With Obamacare Systems Still Slow, Backlog of the Uninsured Builds


Access to new online health insurance exchanges remained limited on Thursday for millions of Americans seeking information on Obamacare benefits, creating a backlog of the uninsured seeking coverage.

Local health clinics, nonprofit community groups and others have stepped forward to assist would-be beneficiaries in person. They saw an unexpected influx of phone calls and walk-in visits from uninsured people who couldn’t access their state’s online marketplace due to heavy traffic and technical problems.

Community health clinics in Miami and other Florida cities have seen crowds of people, some lining up outside the door as early as 7 a.m. EDT. Florida’s exchange is being handled by
the federal government’s Healthcare.gov site, which has stalled for many users in the 36 states it serves.

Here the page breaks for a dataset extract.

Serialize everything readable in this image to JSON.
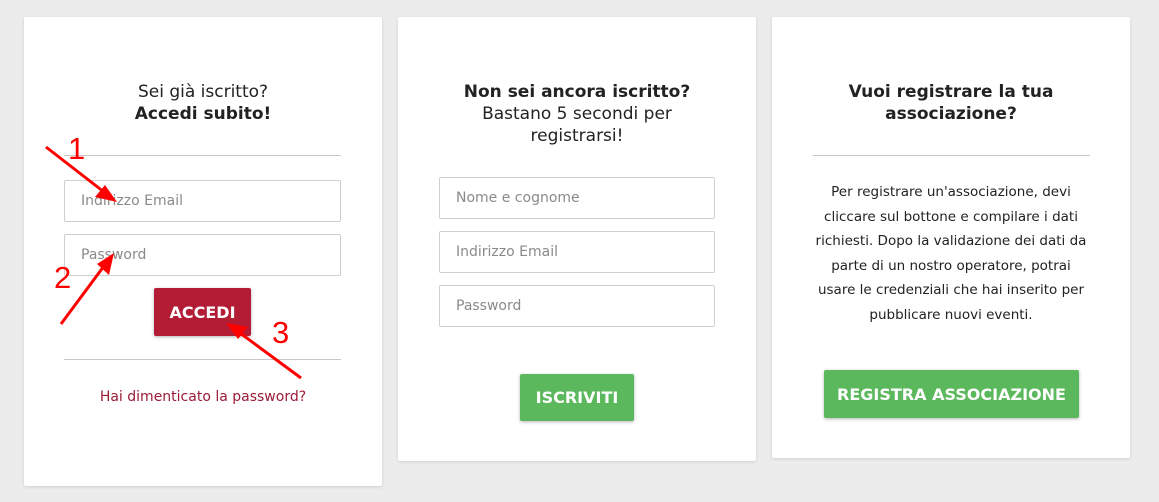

“There have been so many issues with online enrollment because of glitches. But we’ve been able to take down a ton of information from people so that they can come back and complete the process as soon as the computer glitches get resolved,” said Andy Behrman of the Florida Association of Community Health Centers, which has 50 facilities in Florida.

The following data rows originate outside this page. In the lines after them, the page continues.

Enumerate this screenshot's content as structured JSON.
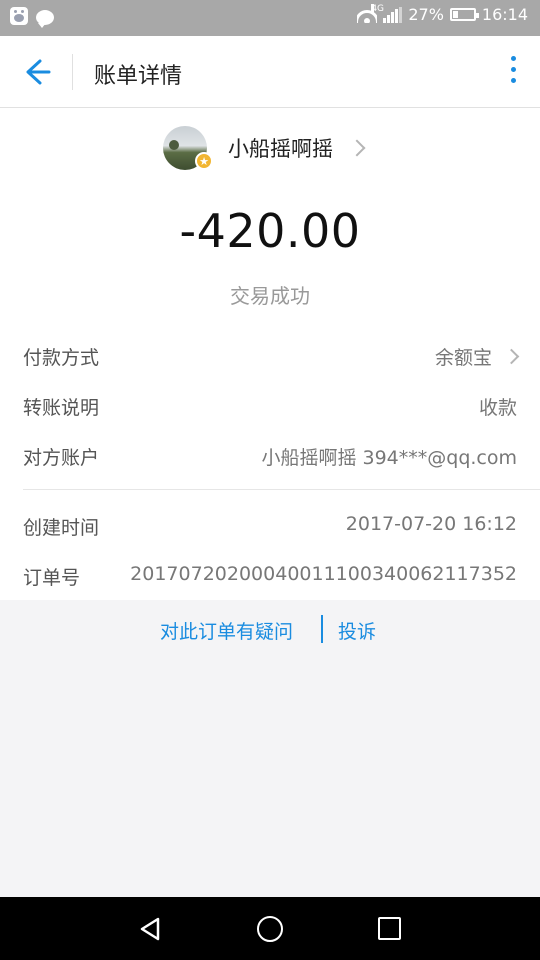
{
  "status_bar": {
    "network_type": "4G",
    "battery": "27%",
    "battery_level": 0.27,
    "time": "16:14",
    "icons": [
      "baidu-icon",
      "chat-icon",
      "wifi-icon",
      "signal-icon",
      "battery-icon"
    ]
  },
  "header": {
    "title": "账单详情",
    "back_icon": "arrow-left-icon",
    "more_icon": "more-vertical-icon",
    "accent_color": "#1a8ce0"
  },
  "counterparty": {
    "name": "小船摇啊摇",
    "badge_icon": "star-badge-icon"
  },
  "transaction": {
    "amount": "-420.00",
    "status": "交易成功"
  },
  "details": [
    {
      "label": "付款方式",
      "value": "余额宝"
    },
    {
      "label": "转账说明",
      "value": "收款"
    },
    {
      "label": "对方账户",
      "value": "小船摇啊摇 394***@qq.com"
    },
    {
      "label": "创建时间",
      "value": "2017-07-20 16:12"
    },
    {
      "label": "订单号",
      "value": "20170720200040011100340062117352"
    }
  ],
  "footer": {
    "question_link": "对此订单有疑问",
    "complaint_link": "投诉"
  },
  "nav": {
    "icons": [
      "nav-back-icon",
      "nav-home-icon",
      "nav-recent-icon"
    ]
  }
}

The U.S. Department of Health and Human Services (HHS) said on Thursday that 7 million visitors have logged onto Healthcare.gov. A federal call center has also fielded 295,000 telephone calls.

Officials are quick to emphasize that the number of website hits is unlikely to bear any correlation to a much smaller number of actual enrollments in the exchanges’ first week. But they expect the number of Americans completing applications to spike in November and December for people intent on having benefits available on January 1.

Technical experts worked around the clock to expand the capacity of the federal system. Officials said improvements reduced the number of people stuck on hold by about one-third. But by Thursday afternoon, visitors seeking to set up an account on Healthcare.gov were still running into web pages asking them to wait.